(Beginning of Data shown)
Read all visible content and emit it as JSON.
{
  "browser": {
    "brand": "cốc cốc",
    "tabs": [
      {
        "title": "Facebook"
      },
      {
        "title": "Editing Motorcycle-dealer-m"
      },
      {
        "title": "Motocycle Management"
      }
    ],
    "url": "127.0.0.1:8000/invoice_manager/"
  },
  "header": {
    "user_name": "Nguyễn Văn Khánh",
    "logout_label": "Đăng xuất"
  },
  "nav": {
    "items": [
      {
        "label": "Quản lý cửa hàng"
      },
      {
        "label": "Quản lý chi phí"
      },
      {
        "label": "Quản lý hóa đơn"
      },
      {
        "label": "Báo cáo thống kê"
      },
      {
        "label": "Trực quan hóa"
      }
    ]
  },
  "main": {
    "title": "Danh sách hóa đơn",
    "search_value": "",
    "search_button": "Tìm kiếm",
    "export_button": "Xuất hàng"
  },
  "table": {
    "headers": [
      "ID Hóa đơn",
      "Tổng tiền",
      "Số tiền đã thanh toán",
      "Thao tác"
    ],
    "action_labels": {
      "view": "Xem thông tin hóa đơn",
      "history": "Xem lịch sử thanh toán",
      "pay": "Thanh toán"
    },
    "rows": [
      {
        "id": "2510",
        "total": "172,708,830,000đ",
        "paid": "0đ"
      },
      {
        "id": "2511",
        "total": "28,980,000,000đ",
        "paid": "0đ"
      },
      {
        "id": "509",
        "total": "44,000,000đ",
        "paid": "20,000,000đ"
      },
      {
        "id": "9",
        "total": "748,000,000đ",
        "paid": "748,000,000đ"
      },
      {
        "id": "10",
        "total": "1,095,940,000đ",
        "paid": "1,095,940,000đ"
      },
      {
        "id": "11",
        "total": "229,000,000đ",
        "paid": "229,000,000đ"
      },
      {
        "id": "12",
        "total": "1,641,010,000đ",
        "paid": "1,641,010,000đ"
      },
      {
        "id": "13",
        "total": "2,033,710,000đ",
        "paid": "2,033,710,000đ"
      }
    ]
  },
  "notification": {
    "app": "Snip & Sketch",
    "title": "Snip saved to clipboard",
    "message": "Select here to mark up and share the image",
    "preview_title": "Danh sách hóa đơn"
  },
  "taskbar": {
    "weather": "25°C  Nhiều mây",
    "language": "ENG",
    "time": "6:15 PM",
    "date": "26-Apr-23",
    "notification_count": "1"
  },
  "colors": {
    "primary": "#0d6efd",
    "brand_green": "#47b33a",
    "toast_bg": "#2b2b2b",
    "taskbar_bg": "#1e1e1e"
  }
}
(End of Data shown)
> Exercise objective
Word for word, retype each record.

> Solution below
Read all visible content and emit it as JSON.
{
  "browser": {
    "brand": "cốc cốc",
    "tabs": [
      {
        "title": "Facebook"
      },
      {
        "title": "Editing Motorcycle-dealer-m"
      },
      {
        "title": "Motocycle Management"
      }
    ],
    "url": "127.0.0.1:8000/invoice_manager/"
  },
  "header": {
    "user_name": "Nguyễn Văn Khánh",
    "logout_label": "Đăng xuất"
  },
  "nav": {
    "items": [
      {
        "label": "Quản lý cửa hàng"
      },
      {
        "label": "Quản lý chi phí"
      },
      {
        "label": "Quản lý hóa đơn"
      },
      {
        "label": "Báo cáo thống kê"
      },
      {
        "label": "Trực quan hóa"
      }
    ]
  },
  "main": {
    "title": "Danh sách hóa đơn",
    "search_value": "",
    "search_button": "Tìm kiếm",
    "export_button": "Xuất hàng"
  },
  "table": {
    "headers": [
      "ID Hóa đơn",
      "Tổng tiền",
      "Số tiền đã thanh toán",
      "Thao tác"
    ],
    "action_labels": {
      "view": "Xem thông tin hóa đơn",
      "history": "Xem lịch sử thanh toán",
      "pay": "Thanh toán"
    },
    "rows": [
      {
        "id": "2510",
        "total": "172,708,830,000đ",
        "paid": "0đ"
      },
      {
        "id": "2511",
        "total": "28,980,000,000đ",
        "paid": "0đ"
      },
      {
        "id": "509",
        "total": "44,000,000đ",
        "paid": "20,000,000đ"
      },
      {
        "id": "9",
        "total": "748,000,000đ",
        "paid": "748,000,000đ"
      },
      {
        "id": "10",
        "total": "1,095,940,000đ",
        "paid": "1,095,940,000đ"
      },
      {
        "id": "11",
        "total": "229,000,000đ",
        "paid": "229,000,000đ"
      },
      {
        "id": "12",
        "total": "1,641,010,000đ",
        "paid": "1,641,010,000đ"
      },
      {
        "id": "13",
        "total": "2,033,710,000đ",
        "paid": "2,033,710,000đ"
      }
    ]
  },
  "notification": {
    "app": "Snip & Sketch",
    "title": "Snip saved to clipboard",
    "message": "Select here to mark up and share the image",
    "preview_title": "Danh sách hóa đơn"
  },
  "taskbar": {
    "weather": "25°C  Nhiều mây",
    "language": "ENG",
    "time": "6:15 PM",
    "date": "26-Apr-23",
    "notification_count": "1"
  },
  "colors": {
    "primary": "#0d6efd",
    "brand_green": "#47b33a",
    "toast_bg": "#2b2b2b",
    "taskbar_bg": "#1e1e1e"
  }
}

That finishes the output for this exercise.